Email, which underpins everything we do online, hasn’t changed very much over the last decade or so. In fact, the ever-increasing number of messages to follow (estimated to be some 210 billion per day in 2008) means that email takes up way too much time and is nowhere near the productivity tool that many of us would like it to be. Cc:Betty, launching in open beta today at DEMO, hopes to change that by offering a “group email assistant” that helps you digest email conversations by presenting them in an easy-to-follow way and extracting useful stuff, like dates, contacts, files and links.
To use Cc:Betty, you simply cc: email@example.com into any email you’re sending (hence, “Cc:Betty”). She’ll take the email, add it to a private “Mailspace” and parse it for any useful items: dates, links, addresses, contact details, etc. These data then get added to the various tabs in the Mailspace: Messages, Events, Places, Video, Files, People and so on. Any further communication in the conversation thread is automatically added to the Mailspace. As conversations get longer and more involved, it’s much easier to navigate the content in a Mailspace than it is to use a typical email client, so it’s especially useful for emails conversations with many participants.

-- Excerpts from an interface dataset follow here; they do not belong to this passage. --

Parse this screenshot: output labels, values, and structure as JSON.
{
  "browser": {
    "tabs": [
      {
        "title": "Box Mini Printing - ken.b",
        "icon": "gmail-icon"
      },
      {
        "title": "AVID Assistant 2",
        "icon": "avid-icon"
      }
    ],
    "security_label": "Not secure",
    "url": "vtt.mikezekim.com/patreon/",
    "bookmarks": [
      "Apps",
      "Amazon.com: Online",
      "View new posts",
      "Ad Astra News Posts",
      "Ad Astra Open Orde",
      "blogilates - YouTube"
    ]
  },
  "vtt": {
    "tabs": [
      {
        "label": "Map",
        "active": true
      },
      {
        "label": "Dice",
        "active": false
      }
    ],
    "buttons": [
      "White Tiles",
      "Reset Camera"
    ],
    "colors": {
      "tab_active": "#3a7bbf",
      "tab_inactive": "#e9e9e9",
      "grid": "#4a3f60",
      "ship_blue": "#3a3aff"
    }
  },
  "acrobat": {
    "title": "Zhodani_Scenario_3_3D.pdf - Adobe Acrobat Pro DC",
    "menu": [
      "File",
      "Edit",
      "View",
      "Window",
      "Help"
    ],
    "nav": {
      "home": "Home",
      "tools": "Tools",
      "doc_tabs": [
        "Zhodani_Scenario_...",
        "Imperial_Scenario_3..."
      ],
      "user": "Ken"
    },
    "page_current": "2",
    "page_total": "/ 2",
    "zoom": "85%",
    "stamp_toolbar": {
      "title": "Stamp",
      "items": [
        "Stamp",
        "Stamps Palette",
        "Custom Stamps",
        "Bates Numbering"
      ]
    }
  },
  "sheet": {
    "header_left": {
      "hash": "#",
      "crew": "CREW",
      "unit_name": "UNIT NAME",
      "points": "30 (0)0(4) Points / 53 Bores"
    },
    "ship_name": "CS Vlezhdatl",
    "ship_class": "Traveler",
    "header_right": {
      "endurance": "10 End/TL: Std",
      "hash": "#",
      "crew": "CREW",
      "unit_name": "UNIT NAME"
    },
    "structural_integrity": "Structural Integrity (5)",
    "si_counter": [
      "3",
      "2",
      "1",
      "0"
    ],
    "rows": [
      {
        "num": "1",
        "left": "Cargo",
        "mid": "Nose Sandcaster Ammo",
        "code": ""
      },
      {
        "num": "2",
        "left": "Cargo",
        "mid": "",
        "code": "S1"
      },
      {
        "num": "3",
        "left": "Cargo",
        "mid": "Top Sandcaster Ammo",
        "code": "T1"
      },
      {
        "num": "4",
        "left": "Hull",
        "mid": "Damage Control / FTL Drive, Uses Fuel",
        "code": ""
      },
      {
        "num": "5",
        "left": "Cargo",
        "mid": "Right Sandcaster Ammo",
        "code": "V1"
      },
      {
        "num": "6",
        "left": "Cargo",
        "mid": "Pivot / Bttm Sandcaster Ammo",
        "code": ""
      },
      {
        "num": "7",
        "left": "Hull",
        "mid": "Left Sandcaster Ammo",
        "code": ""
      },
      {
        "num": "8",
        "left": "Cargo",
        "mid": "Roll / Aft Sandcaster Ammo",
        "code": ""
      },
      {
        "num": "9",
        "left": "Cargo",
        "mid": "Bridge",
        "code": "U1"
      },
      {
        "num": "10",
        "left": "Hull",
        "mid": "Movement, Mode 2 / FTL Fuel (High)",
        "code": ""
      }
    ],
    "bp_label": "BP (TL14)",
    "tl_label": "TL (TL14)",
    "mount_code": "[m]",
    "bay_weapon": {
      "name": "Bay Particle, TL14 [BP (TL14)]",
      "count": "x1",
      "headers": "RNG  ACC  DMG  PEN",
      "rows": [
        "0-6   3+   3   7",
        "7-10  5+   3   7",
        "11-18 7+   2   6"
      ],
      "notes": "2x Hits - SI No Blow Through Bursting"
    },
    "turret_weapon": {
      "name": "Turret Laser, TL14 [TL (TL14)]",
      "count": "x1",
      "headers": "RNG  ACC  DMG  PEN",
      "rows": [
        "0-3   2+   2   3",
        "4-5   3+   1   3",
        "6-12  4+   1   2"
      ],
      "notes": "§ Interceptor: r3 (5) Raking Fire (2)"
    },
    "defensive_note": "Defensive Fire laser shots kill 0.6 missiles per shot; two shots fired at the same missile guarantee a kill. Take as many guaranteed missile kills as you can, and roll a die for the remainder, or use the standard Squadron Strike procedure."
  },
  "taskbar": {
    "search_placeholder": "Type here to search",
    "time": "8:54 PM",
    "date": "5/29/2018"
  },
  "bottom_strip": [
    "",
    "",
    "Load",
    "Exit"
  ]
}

One thing to note is that when you copy Betty on an email, she automatically emails everyone else in the conversation, inviting them to the Mailspace, which could be considered to be a little spammy. Although there are unsubscribe links at the bottom of each email, it would be wise to consider this before copying Betty on every email that you send. On the other hand, this does mean that it is very easy to get everyone in the conversation using Cc:Betty. There’s no additional software to download, and you don’t even have to create an account to access the Mailspace, although you do need to sign up to gain access to full functionality.
How does Cc:Betty stack up against other email productivity tools?
It certainly does have some similarity to now-shuttered “email personal assistant,” I Want Sandy, (previously covered here on WebWorkerDaily), in that it is an app you interact with though email. But Cc:Betty works in a very different way: I Want Sandy was a reminder service, which you had to remember a certain syntax to use, whereas Cc:Betty is more of an email management tool.
Cc: Betty doesn’t currently have the amazing search, sort and grouping functionality of Xobni, a Microsoft Outlook plug-in that we’ve previously raved about. Xobni is a very useful tool, but it’s only available to people using Outlook on Windows. You’ll probably use Cc:Betty less frequently than a tool like Xobni. While Xobni is always present, helping to filter and organize all of your email, Cc:Betty is more useful for large group emails that generate a lot of discussion and data, like organizing an event or planning a project, for example.
For web workers, I can see Cc:Betty being a very useful way to manage communication across distributed teams: you could use it as a repository to keep track of email conversations relating to a project, for example, and to store project files and keep a track of key dates. And because you don’t need to install anything or sign up, it should be easier to get stubborn remote team members using the service.
Cc:Betty is free to try during the beta. The alpha version I saw last week was a little rough around the edges looks-wise (although some improvements are being made prior to launch today, and I do like Betty’s retro persona), but the functionality worked well.
I really like the concept, and one of the great things about Cc:Betty is that it’s a useful platform to build upon, with all kinds of potential uses. More sophisticated parsing, for example, could automatically build to-do lists and set reminders. Tighter integration with third-party APIs would mean that it could interact with calendering apps and CRM software. Xobni-like sophisticated search and grouping functionality would make it easier to navigate the information. Cc:Betty is useful now, but I am looking forward to seeing what it will do in the future.
What do you think of the Cc:Betty concept? Have you tried it? Share your thoughts in the comments.